|Hernandez, A - UNIV. ILLINOIS|
|Thimmapuram, J - UNIV. ILLINOIS|
Submitted to: Plant Cell Reports
Publication Type: Peer Reviewed Journal
Publication Acceptance Date: March 25, 2006
Publication Date: November 1, 2006
Citation: Levi, A., Davis, A.R., Hernandez, A., Wechter, W.P., Thimmapuram, J. 2006. Genes Expressed during the Development and Ripening of Watermelon Fruit. Plant Cell Reports 25:1233-1245. Interpretive Summary: Watermelon is a major vegetable crop in the U.S. In recent years, there has been an increased demand for seedless watermelon. Over 60% of the watermelons produced in the U.S. in 2004 were seedless. There is a great interest in the watermelon industry to improve watermelon fruit quality and nutritional values. Also, consumers have a great interest in the naturally occurred carotenoid pigment called lycopen in watermelon. Lycopen is known to be a main dietary source of vitamin A in humans, and is associated with reduced risk of cancer, heart disease and eye degeneration. Developing watermelon cultivars with increased lycopen levels will benefit consumer health. However, there is insufficient information about the genes that control fruit quality, particularly the genes controlling lycopen production in watermelon. In this study we developed a library of genes that control watermelon fruit quality and identified genes that control watermelon fruit development and ripening. Among them are a few genes that involved in lycopen production in watermelon. The results in this study are useful for gene discovery and for further improvement of cultivars with increased watermelon fruit quality and nutritional values

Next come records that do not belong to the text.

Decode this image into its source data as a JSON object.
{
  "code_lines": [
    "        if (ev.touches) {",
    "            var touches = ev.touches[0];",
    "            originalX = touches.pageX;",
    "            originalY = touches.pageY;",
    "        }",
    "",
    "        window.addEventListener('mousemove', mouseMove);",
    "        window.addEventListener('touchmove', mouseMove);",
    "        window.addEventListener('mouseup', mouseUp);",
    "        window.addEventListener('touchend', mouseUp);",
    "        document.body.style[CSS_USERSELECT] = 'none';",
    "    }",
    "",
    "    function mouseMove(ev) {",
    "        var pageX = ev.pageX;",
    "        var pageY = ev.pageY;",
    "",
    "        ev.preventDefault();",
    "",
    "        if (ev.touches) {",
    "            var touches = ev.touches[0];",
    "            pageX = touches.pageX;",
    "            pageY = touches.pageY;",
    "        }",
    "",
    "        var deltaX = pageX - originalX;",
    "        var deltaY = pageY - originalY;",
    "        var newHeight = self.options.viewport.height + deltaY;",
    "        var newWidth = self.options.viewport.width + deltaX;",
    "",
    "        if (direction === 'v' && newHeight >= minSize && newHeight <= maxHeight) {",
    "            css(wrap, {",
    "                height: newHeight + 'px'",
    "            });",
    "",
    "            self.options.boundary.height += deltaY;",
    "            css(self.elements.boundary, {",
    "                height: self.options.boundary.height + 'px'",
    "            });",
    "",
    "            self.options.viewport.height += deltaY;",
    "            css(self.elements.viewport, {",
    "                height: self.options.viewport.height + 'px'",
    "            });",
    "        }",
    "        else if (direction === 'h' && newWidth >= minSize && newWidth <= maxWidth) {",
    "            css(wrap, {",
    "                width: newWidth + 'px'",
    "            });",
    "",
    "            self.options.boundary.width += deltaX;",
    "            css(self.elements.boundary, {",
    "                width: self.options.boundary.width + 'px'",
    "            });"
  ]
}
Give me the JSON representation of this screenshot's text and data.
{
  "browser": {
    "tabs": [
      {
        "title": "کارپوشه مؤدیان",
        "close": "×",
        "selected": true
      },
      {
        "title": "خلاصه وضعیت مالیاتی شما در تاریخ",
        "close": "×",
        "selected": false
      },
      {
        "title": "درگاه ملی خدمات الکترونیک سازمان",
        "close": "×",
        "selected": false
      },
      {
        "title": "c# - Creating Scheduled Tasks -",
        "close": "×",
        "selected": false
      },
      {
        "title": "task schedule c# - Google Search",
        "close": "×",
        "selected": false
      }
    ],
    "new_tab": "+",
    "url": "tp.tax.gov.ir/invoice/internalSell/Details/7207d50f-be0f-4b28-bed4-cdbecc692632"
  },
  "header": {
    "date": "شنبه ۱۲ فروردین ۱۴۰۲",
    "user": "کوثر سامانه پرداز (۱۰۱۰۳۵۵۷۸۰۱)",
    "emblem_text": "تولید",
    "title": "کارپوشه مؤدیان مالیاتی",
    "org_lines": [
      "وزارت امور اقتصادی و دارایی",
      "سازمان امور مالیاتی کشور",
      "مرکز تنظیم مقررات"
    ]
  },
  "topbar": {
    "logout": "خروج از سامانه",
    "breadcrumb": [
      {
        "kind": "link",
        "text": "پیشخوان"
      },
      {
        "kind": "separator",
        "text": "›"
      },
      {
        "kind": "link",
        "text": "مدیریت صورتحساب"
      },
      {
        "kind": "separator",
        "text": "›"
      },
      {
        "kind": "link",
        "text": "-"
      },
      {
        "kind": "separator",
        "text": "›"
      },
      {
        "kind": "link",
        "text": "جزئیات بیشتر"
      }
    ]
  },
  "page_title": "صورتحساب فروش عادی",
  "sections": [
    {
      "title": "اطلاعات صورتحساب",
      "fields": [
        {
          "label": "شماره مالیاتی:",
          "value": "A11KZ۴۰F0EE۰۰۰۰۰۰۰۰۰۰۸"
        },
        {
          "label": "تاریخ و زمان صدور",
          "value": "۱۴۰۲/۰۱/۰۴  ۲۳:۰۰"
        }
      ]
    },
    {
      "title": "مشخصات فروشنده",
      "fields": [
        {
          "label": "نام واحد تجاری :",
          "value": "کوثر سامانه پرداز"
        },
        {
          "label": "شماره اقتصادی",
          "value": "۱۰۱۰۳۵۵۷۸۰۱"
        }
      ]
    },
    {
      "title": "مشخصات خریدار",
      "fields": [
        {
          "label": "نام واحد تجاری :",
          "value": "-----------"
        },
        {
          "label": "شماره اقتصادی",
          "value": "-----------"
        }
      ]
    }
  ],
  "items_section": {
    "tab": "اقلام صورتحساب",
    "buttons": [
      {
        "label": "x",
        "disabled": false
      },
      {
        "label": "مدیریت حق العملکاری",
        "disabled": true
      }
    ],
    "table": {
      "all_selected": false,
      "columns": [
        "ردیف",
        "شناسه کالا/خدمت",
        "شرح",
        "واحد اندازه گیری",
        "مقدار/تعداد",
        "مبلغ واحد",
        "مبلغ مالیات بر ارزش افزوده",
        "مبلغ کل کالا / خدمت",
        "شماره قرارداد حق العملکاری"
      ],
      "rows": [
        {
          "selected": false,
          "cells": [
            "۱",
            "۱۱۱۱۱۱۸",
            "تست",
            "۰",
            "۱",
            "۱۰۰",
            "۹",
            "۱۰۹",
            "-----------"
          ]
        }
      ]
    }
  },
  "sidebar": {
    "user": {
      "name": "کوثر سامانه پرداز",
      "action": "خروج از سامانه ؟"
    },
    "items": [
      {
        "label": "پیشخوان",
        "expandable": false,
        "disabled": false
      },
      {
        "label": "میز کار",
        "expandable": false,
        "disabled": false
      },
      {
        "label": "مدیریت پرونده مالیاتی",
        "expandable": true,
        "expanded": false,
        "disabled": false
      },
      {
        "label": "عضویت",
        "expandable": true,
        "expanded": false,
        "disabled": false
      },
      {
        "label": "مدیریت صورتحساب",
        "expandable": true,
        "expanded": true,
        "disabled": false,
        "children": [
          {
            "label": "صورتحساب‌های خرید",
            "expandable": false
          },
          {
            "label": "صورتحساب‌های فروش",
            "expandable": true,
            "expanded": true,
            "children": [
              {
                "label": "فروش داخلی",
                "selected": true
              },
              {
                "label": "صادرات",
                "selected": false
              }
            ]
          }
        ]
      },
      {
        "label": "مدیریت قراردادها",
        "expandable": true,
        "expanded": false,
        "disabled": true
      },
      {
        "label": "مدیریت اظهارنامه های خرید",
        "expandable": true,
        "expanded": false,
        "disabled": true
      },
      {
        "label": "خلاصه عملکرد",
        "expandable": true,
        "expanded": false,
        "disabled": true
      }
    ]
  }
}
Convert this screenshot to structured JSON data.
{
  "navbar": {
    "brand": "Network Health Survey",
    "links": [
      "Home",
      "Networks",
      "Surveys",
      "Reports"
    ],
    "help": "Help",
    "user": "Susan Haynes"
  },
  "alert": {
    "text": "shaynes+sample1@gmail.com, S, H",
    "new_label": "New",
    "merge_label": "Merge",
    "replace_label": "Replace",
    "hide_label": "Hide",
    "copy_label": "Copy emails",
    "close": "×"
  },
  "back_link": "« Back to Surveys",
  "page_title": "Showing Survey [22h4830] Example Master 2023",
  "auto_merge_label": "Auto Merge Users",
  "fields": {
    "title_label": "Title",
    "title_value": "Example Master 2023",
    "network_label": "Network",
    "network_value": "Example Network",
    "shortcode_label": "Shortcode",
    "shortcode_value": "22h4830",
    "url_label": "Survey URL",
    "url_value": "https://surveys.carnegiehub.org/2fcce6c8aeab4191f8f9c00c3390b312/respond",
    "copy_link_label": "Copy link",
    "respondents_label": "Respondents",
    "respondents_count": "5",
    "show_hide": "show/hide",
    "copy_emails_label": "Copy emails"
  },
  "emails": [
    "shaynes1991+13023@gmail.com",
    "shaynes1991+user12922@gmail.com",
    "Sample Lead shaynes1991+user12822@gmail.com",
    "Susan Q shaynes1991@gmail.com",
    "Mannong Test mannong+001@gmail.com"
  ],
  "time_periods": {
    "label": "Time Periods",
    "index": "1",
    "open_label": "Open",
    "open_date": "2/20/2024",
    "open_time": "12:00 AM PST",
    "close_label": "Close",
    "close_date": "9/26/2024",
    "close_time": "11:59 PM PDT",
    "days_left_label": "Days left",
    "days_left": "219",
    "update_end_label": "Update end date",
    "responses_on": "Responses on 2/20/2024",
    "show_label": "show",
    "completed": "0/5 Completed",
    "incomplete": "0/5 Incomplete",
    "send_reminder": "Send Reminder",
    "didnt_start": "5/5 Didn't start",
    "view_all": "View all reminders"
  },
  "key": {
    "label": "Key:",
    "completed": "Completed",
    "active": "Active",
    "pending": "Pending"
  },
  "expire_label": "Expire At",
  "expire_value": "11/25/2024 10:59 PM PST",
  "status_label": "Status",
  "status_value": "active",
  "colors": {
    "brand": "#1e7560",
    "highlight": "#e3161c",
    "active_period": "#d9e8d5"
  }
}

Technical Abstract: A normalized cDNA library was constructed from watermelon flesh mRNA representing three sequential stages of watermelon fruit. The normalized library was subtracted by hybridization with leaf cDNA to enrich it with cDNA clones unique to watermelon fruit. Randomly selected cDNA clones of the watermelon flesh subtraction library were sequenced in order to identify potentially informative genes associated with fruit setting, development and ripening. The 1,046 sequenced cDNA clones produced 832 unique expressed sequenced tags (ESTs). Of these 832 ESTs, 205 (24.6%) have not been reported in any other species, and are likely to be unique to watermelon fruit. Additionally, 186 ESTs (22.4%) correspond to genes with unknown function in other species. Four-hundred and forty-one ESTs (53.0%) correspond to genes with known function in other plant species. These ESTs are associated with metabolism, membrane transport, cytoskeleton synthesis and structure, cell wall formation and cell division, signal transduction, nucleic acid binding and transcription factors, defense and stress response and secondary metabolism. This study provides useful information with respect to fruit-related genes in watermelon.